■ PROBLEM
Repeat each entry in the listing word for word.

■ DATA TO EXAMINE

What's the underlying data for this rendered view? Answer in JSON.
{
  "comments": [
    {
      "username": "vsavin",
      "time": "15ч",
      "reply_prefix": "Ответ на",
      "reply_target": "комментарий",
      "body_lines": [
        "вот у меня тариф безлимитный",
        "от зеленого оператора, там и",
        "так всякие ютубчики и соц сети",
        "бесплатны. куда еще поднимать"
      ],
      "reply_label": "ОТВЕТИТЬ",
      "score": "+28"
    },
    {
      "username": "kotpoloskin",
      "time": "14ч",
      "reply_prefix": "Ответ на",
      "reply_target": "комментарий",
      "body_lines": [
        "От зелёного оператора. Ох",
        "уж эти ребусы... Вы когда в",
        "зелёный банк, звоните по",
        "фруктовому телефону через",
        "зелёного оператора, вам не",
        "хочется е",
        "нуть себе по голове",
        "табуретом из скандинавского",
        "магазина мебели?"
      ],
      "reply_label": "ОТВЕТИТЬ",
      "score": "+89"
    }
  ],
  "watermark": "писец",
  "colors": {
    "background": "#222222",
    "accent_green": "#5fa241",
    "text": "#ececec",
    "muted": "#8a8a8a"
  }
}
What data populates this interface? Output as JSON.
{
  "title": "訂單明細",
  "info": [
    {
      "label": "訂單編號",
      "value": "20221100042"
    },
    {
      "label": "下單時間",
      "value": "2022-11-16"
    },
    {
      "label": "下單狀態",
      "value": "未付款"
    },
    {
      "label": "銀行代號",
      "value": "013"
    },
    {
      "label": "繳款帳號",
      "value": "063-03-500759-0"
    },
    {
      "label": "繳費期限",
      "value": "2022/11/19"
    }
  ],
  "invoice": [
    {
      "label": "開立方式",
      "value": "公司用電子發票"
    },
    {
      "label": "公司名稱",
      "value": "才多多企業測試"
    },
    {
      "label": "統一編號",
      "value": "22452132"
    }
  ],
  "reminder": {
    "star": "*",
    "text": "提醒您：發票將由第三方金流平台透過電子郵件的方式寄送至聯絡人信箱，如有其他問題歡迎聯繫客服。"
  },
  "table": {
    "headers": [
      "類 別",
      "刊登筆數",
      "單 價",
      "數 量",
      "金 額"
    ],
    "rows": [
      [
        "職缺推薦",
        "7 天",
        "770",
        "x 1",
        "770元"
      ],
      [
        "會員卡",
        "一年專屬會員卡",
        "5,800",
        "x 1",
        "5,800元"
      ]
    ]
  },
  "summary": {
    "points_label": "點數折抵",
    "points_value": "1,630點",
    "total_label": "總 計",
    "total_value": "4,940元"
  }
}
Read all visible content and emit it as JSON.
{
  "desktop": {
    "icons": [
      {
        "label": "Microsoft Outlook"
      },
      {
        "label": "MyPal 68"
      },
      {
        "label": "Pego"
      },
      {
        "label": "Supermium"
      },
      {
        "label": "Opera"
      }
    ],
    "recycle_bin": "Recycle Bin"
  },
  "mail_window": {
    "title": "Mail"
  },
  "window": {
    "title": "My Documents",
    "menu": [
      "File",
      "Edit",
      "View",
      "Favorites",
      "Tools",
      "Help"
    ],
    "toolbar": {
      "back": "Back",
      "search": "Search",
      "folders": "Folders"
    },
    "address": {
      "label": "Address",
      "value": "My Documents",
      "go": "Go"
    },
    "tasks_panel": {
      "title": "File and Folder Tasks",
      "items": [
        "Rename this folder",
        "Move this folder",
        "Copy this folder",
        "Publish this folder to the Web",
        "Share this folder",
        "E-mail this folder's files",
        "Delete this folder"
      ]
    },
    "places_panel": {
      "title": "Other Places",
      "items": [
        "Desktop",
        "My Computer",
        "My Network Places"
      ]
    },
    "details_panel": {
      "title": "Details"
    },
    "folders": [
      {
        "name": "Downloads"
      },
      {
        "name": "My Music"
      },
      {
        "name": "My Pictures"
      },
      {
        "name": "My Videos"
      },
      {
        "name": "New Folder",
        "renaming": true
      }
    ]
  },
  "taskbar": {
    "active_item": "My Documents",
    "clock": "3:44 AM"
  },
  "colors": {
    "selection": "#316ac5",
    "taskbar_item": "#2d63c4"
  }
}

■ EXERCISE RESULT
What's the underlying data for this rendered view? Answer in JSON.
{
  "comments": [
    {
      "username": "vsavin",
      "time": "15ч",
      "reply_prefix": "Ответ на",
      "reply_target": "комментарий",
      "body_lines": [
        "вот у меня тариф безлимитный",
        "от зеленого оператора, там и",
        "так всякие ютубчики и соц сети",
        "бесплатны. куда еще поднимать"
      ],
      "reply_label": "ОТВЕТИТЬ",
      "score": "+28"
    },
    {
      "username": "kotpoloskin",
      "time": "14ч",
      "reply_prefix": "Ответ на",
      "reply_target": "комментарий",
      "body_lines": [
        "От зелёного оператора. Ох",
        "уж эти ребусы... Вы когда в",
        "зелёный банк, звоните по",
        "фруктовому телефону через",
        "зелёного оператора, вам не",
        "хочется е",
        "нуть себе по голове",
        "табуретом из скандинавского",
        "магазина мебели?"
      ],
      "reply_label": "ОТВЕТИТЬ",
      "score": "+89"
    }
  ],
  "watermark": "писец",
  "colors": {
    "background": "#222222",
    "accent_green": "#5fa241",
    "text": "#ececec",
    "muted": "#8a8a8a"
  }
}
What data populates this interface? Output as JSON.
{
  "title": "訂單明細",
  "info": [
    {
      "label": "訂單編號",
      "value": "20221100042"
    },
    {
      "label": "下單時間",
      "value": "2022-11-16"
    },
    {
      "label": "下單狀態",
      "value": "未付款"
    },
    {
      "label": "銀行代號",
      "value": "013"
    },
    {
      "label": "繳款帳號",
      "value": "063-03-500759-0"
    },
    {
      "label": "繳費期限",
      "value": "2022/11/19"
    }
  ],
  "invoice": [
    {
      "label": "開立方式",
      "value": "公司用電子發票"
    },
    {
      "label": "公司名稱",
      "value": "才多多企業測試"
    },
    {
      "label": "統一編號",
      "value": "22452132"
    }
  ],
  "reminder": {
    "star": "*",
    "text": "提醒您：發票將由第三方金流平台透過電子郵件的方式寄送至聯絡人信箱，如有其他問題歡迎聯繫客服。"
  },
  "table": {
    "headers": [
      "類 別",
      "刊登筆數",
      "單 價",
      "數 量",
      "金 額"
    ],
    "rows": [
      [
        "職缺推薦",
        "7 天",
        "770",
        "x 1",
        "770元"
      ],
      [
        "會員卡",
        "一年專屬會員卡",
        "5,800",
        "x 1",
        "5,800元"
      ]
    ]
  },
  "summary": {
    "points_label": "點數折抵",
    "points_value": "1,630點",
    "total_label": "總 計",
    "total_value": "4,940元"
  }
}
Read all visible content and emit it as JSON.
{
  "desktop": {
    "icons": [
      {
        "label": "Microsoft Outlook"
      },
      {
        "label": "MyPal 68"
      },
      {
        "label": "Pego"
      },
      {
        "label": "Supermium"
      },
      {
        "label": "Opera"
      }
    ],
    "recycle_bin": "Recycle Bin"
  },
  "mail_window": {
    "title": "Mail"
  },
  "window": {
    "title": "My Documents",
    "menu": [
      "File",
      "Edit",
      "View",
      "Favorites",
      "Tools",
      "Help"
    ],
    "toolbar": {
      "back": "Back",
      "search": "Search",
      "folders": "Folders"
    },
    "address": {
      "label": "Address",
      "value": "My Documents",
      "go": "Go"
    },
    "tasks_panel": {
      "title": "File and Folder Tasks",
      "items": [
        "Rename this folder",
        "Move this folder",
        "Copy this folder",
        "Publish this folder to the Web",
        "Share this folder",
        "E-mail this folder's files",
        "Delete this folder"
      ]
    },
    "places_panel": {
      "title": "Other Places",
      "items": [
        "Desktop",
        "My Computer",
        "My Network Places"
      ]
    },
    "details_panel": {
      "title": "Details"
    },
    "folders": [
      {
        "name": "Downloads"
      },
      {
        "name": "My Music"
      },
      {
        "name": "My Pictures"
      },
      {
        "name": "My Videos"
      },
      {
        "name": "New Folder",
        "renaming": true
      }
    ]
  },
  "taskbar": {
    "active_item": "My Documents",
    "clock": "3:44 AM"
  },
  "colors": {
    "selection": "#316ac5",
    "taskbar_item": "#2d63c4"
  }
}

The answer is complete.